**WHAT NEEDS TO BE DONE**: Look through the lines below; wherever the word "name" appears, copy that line.

**SUPPLIED RECORDS**:

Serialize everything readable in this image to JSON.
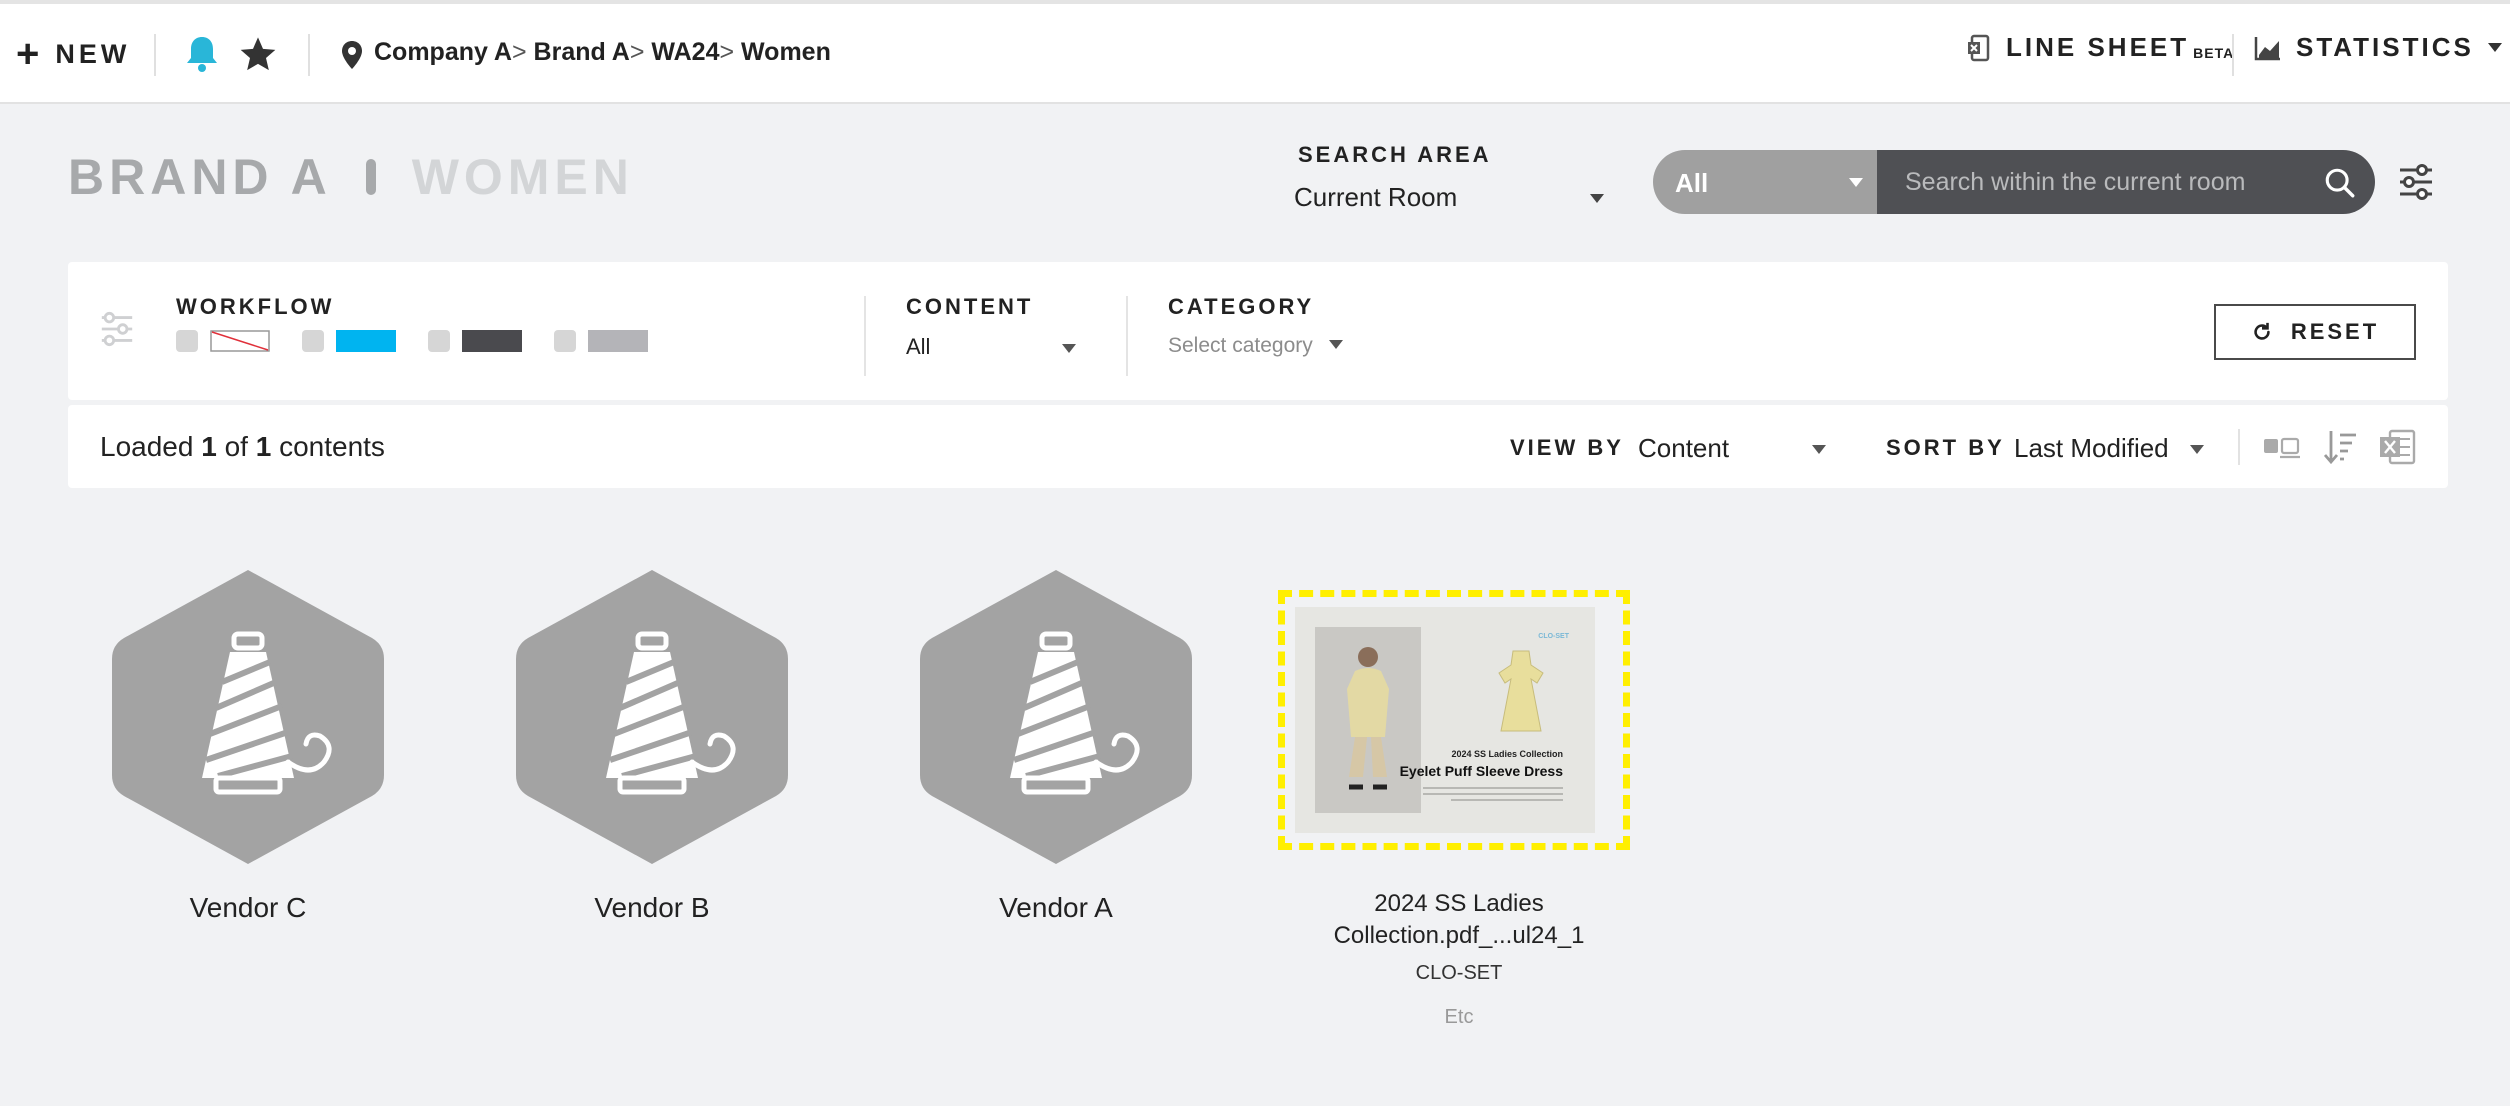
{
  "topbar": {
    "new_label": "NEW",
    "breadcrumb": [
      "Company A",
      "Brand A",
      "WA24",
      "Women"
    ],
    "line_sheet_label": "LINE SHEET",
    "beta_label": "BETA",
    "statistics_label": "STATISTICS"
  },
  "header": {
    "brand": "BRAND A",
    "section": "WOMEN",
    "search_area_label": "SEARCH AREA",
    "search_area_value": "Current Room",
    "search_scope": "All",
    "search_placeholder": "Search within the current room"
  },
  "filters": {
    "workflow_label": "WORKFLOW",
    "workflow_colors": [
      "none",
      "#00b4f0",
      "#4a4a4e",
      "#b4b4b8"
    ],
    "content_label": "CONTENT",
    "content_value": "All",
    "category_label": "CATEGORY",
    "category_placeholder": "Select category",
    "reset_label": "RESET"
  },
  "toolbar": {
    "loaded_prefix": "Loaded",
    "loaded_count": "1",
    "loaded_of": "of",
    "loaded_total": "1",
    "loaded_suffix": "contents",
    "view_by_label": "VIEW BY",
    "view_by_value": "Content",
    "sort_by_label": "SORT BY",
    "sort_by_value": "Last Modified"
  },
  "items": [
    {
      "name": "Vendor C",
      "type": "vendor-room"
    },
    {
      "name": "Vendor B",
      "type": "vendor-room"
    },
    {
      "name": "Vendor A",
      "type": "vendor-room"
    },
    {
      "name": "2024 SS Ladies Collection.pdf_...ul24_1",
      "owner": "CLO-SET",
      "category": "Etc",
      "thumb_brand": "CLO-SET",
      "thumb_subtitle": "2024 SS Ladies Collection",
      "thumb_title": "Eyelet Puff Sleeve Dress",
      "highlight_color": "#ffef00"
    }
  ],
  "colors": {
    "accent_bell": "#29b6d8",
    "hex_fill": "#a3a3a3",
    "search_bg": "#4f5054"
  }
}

**EXERCISE OUTPUT**:
      "name": "Vendor C",
      "name": "Vendor B",
      "name": "Vendor A",
      "name": "2024 SS Ladies Collection.pdf_...ul24_1",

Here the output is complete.